Assigned task: Output the data that follows, keeping every line identical.

Available data:
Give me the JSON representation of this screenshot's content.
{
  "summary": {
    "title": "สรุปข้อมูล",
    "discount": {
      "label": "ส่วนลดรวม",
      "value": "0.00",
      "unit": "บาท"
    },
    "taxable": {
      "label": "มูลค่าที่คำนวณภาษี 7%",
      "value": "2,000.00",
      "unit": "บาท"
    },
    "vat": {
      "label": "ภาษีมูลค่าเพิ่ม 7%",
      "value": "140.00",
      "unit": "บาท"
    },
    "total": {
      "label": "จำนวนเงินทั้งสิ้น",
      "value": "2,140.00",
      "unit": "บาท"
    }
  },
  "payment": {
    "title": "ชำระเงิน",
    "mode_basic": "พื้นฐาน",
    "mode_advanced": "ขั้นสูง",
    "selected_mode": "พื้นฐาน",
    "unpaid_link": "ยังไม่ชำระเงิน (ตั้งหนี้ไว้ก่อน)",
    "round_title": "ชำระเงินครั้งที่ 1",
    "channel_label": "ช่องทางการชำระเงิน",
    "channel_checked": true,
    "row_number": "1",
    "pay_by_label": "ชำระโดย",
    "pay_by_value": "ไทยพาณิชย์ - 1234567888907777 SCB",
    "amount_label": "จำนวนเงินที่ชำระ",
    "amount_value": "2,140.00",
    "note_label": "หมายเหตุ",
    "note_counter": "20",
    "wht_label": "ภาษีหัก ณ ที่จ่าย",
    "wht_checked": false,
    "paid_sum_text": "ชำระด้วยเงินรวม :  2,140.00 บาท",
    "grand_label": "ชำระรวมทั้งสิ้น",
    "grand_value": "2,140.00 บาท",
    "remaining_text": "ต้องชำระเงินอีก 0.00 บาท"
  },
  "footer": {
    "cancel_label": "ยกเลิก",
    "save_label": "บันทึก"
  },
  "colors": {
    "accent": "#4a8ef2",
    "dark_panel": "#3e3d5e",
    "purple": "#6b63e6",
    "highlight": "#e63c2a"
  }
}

Reply:
Give me the JSON representation of this screenshot's content.
{
  "summary": {
    "title": "สรุปข้อมูล",
    "discount": {
      "label": "ส่วนลดรวม",
      "value": "0.00",
      "unit": "บาท"
    },
    "taxable": {
      "label": "มูลค่าที่คำนวณภาษี 7%",
      "value": "2,000.00",
      "unit": "บาท"
    },
    "vat": {
      "label": "ภาษีมูลค่าเพิ่ม 7%",
      "value": "140.00",
      "unit": "บาท"
    },
    "total": {
      "label": "จำนวนเงินทั้งสิ้น",
      "value": "2,140.00",
      "unit": "บาท"
    }
  },
  "payment": {
    "title": "ชำระเงิน",
    "mode_basic": "พื้นฐาน",
    "mode_advanced": "ขั้นสูง",
    "selected_mode": "พื้นฐาน",
    "unpaid_link": "ยังไม่ชำระเงิน (ตั้งหนี้ไว้ก่อน)",
    "round_title": "ชำระเงินครั้งที่ 1",
    "channel_label": "ช่องทางการชำระเงิน",
    "channel_checked": true,
    "row_number": "1",
    "pay_by_label": "ชำระโดย",
    "pay_by_value": "ไทยพาณิชย์ - 1234567888907777 SCB",
    "amount_label": "จำนวนเงินที่ชำระ",
    "amount_value": "2,140.00",
    "note_label": "หมายเหตุ",
    "note_counter": "20",
    "wht_label": "ภาษีหัก ณ ที่จ่าย",
    "wht_checked": false,
    "paid_sum_text": "ชำระด้วยเงินรวม :  2,140.00 บาท",
    "grand_label": "ชำระรวมทั้งสิ้น",
    "grand_value": "2,140.00 บาท",
    "remaining_text": "ต้องชำระเงินอีก 0.00 บาท"
  },
  "footer": {
    "cancel_label": "ยกเลิก",
    "save_label": "บันทึก"
  },
  "colors": {
    "accent": "#4a8ef2",
    "dark_panel": "#3e3d5e",
    "purple": "#6b63e6",
    "highlight": "#e63c2a"
  }
}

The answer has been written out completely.